Persimmon’s native country is China, where it was nicknamed “Apple of the Orient“. From China, persimmon diffused into Japan, where it still plays a primary role in the Japanese cuisine, and then all over the world.
Persimmon (Diospyros—Greek for “fruit of the gods“) is really not a fruit, but a large, round, succulent berry, with a smooth, thin peel of variable color (from yellow to brilliant orange), depending on the degree of ripening. The pulp is soft, creamy, almost gelatinous when the fruit is fully ripe.
A ripe persimmon tastes very sweet and has a “honey flavor”. Some parts of the flesh may turn brown but this is not because it has turned bad, but is actually the sugar in the fruit.
There are generally two types of persimmons—astringent and non-astringent. The astringent persimmon contains high level of tannin before softening, which makes the fruit inedible. Whereas the non-astringent persimmon loses the tannin sooner making the fruit edible even while firm.
The shape of the fruit varies from spherical to acorn to flattened or even squarish. The color varies from light yellow-orange to dark orange-red.
The size of a persimmon can vary from about the size of small orange to as big as a grapefruit, depending on the variety.
Persimmons are usually not juiced but are eaten on its own, like a mango, or pureed or for making smoothies. They are highly fibrous, delicious and nutritious.
Persimmon is an excellent source of a few known phytonutrients:
- cryptoxantin that gives it the brilliant orange color
- catechins, gallocatechins are anti-oxidants from the flavonoids family, known to have anti-inflammatory and anti-hemorrhagic properties

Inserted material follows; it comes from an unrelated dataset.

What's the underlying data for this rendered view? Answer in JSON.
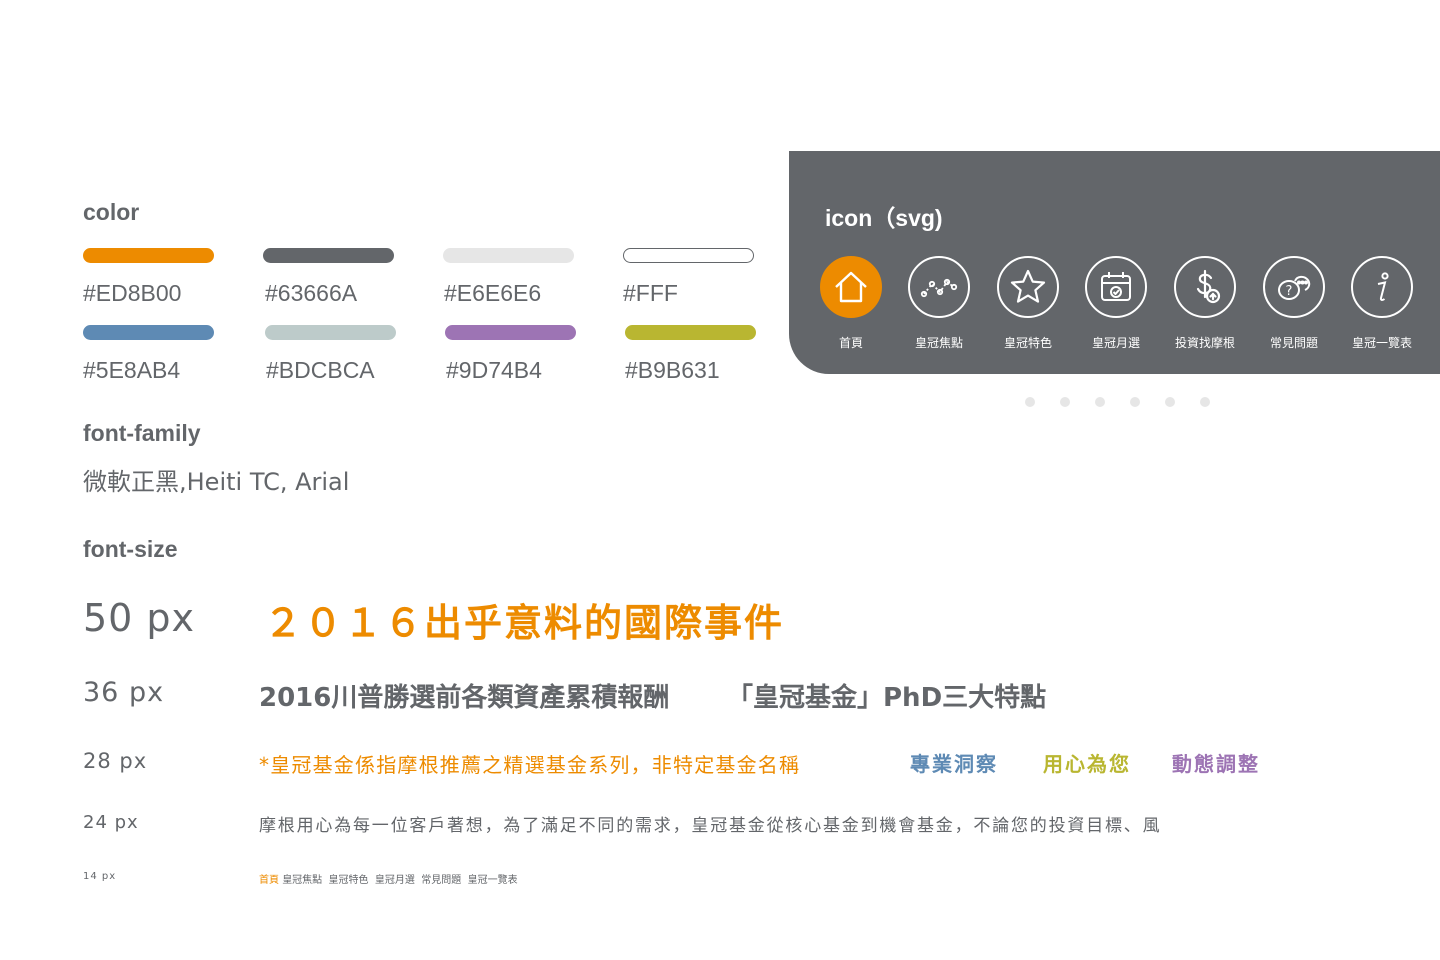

- anti-tumor compound betulinic acid
- beta carotene, lycopene, lutein, zeaxanthin, and cryptoxanthin are anti-oxidants that help neutralize free-radicals and prevent oxidation and cancer
Persimmon is rich in vitamin A, C, the B vitamins. In the minerals department, it is dense-packed with calcium, potassium, iron, manganese, phosphorus and copper.
Persimmon does have laxative and diuretic properties and is particularly recommended for people suffering from liver problems. It is also an energy-dense fruit. That’s why it is recommended for children, people playing sports and people who are physically or mentally tired.
Below are various therapeutic and healthy properties of this very sweet fruit:
Cold and flu: Thanks to its content in vitamin C, persimmon is highly effective in enhancing the immune system function and can help relieve the symptoms of flu and cold, as well as many other infectious or inflammatory conditions.
Constipation: Due to its high content in fiber and water, persimmon does have excellent laxative properties that can be a powerful natural remedy for constipation.
Diuretic effect: Persimmon does have excellent diuretic properties, due to its high content in potassium and calcium. Eating a persimmon a day is an effective way to prevent or relieve water retention. Daily consumption of persimmon is better than the use of diuretic drugs, since persimmon does not cause potassium loss which is associated with many known diuretics.
High blood pressure: Helps reduce high blood pressure and prevent many heart conditions associated with hypertension.
Liver health and body detoxification: Persimmon is an excellent source of anti-oxidants which play a key role in liver health and body detoxification. Anti-oxidants help neutralize toxins and other harmful substances in the body, prevent and treat the damages caused by free-radicals.
Natural energizer: Persimmons are highly digestible fruits and also provide a lot of readily available energy (in the form of sugars) to sustain any energy-requiring activity. That’s why they are particularly recommended for children and people who practice sports or other physical activities.
Stress, tiredness and fatigue: Due to their high content in sugars and potassium, persimmon juice can help reinforce the body with energy and relieve the symptoms of stress, fatigue and tiredness without the need to use special energetic and nutritional supplements.
To check if persimmons are ripe, lightly depress the fruit. If it’s hard, it’s not yet ripe, do not eat unless you’re certain that you’ve got the non-astringent variety.
Fully ripe persimmons are soft to the touch, very sweet and creamy that they can be eaten as they are. Simply cut them into two halves and eat the pulp with a spoon. They can also be used to prepare delicious sauces, creams, jams, jellies and smoothies.
To speed up the ripening process, put persimmons out at room temperature. Storing them in the fridge will slow down the ripening process, keeping them for longer.
Due to its high content in sugars, persimmon is not recommended for people suffering from diabetes, obesity or overweight.
Dried persimmons have even higher sugar content because in its dried state, the sugars are more concentrated.